  • Can calls to OpenStack API be tweaked to return less data? For example, listing calls such as image.images() or network.networks() provide filters to reduce the number of returned values.
  • Sanity check argument_spec and module_kwargs. Some modules try to be clever and add checks to fail early instead of letting openstacksdk or OpenStack API handle incompatible arguments.
  • Are choices in module attributes apropriate? Sometimes it makes sense to get rid of the choices because the choices are simply to narrow and might soon be outdated again.
  • Are choices in module attributes still valid? Module code might be written long ago and thus the choices might be horrible outdated.
  • Does a module use name as module options for resource names instead of e.g. port in port module? Rename those attributes to name to be consistent with other modules and with openstacksdk. When refactoring a module, then add the old attribute as an alias to keep backward compatibility.
  • Does the module have integration tests in ci/roles?
  • Is documentation in DOCUMENTATION, RETURN and EXAMPLES up to date?
  • Does RETURN list all values which are returned by the module?
  • Are descriptions, keys, names, types etc. in RETURN up to date and sorted?
  • Do integration tests have assertions of module's return values?
  • Does RETURN documentation and assertions in integration tests match?
  • Does RETURN documentation and self.exit_json() statements match?
  • Do all modules use to_dict(computed=False) before returning values?
  • Because id is already part of most resource dictionaries returned from modules, we can safely drop dedicated id attributes in self.exit_json() calls. We will not loose data and we break backward compatibility anyway.
  • Is EXAMPLES documentation up to date? When module arguments have been changed, examples have to be updated as well.
  • Do integration tests execute successfully in your local dev environment?
    ansible-playbook -vvv ci/run-collection.yml \
        -e "sdk_version=1.0.0 cloud=devstack-admin cloud_alt=devstack-alt" \
        --tags floating_ip_info
  • Does a patch remove any functionality or break backwards compatibility? The author must give a good explanation for both.
    • One valid reason is that a functionality has never worked before.
    • Not a valid reason for dropping functionality or backwards compatibility is that functions from openstacksdk's proxy layer do not support the functionality from openstacksdk's cloud layer. SDK's cloud layer is not going away and can be used for functionality which openstacksdk's proxy layer does not support. For example, list_* functions from openstacksdk's cloud layer such as search_users() allow to filter retrieved results with function parameter filters. openstacksdk's proxy layer does not provide an equivalent and thus the use of search_users() is perfectly fine.
  • Try to look at the patch from user perspective:
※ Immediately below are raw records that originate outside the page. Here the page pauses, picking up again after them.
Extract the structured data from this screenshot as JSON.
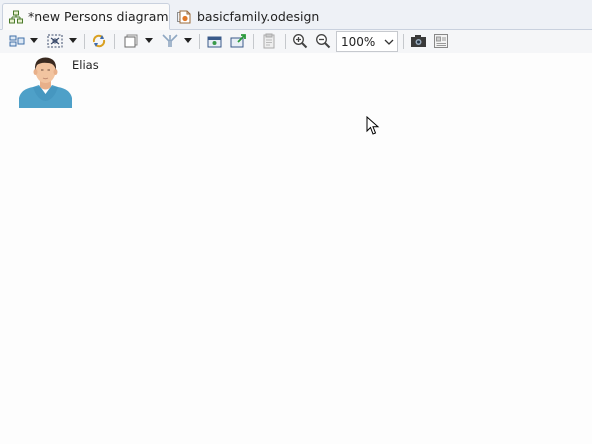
{
  "tabs": [
    {
      "label": "*new Persons diagram",
      "active": true,
      "icon": "diagram-icon"
    },
    {
      "label": "basicfamily.odesign",
      "active": false,
      "icon": "odesign-file-icon"
    }
  ],
  "toolbar": {
    "zoom_value": "100%",
    "buttons": [
      "arrange-all-icon",
      "select-all-icon",
      "refresh-icon",
      "layers-icon",
      "filters-icon",
      "export-image-icon",
      "pin-icon",
      "paste-format-icon",
      "zoom-in-icon",
      "zoom-out-icon",
      "camera-icon",
      "properties-icon"
    ]
  },
  "diagram": {
    "nodes": [
      {
        "label": "Elias",
        "icon": "person-male-icon"
      }
    ]
  },
  "colors": {
    "tab_bar": "#eef1f6",
    "canvas": "#fdfdfd",
    "person_shirt": "#4ea0c8"
  }
}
    • Will users understand and approve the change(s)?
    • Will the patch break their code? Note: For operators / administrators, a stable and reliable and bug free API is more important than the number of features.
    • If a change breaks or changes the behavior of their code, will it be easy to spot the difference?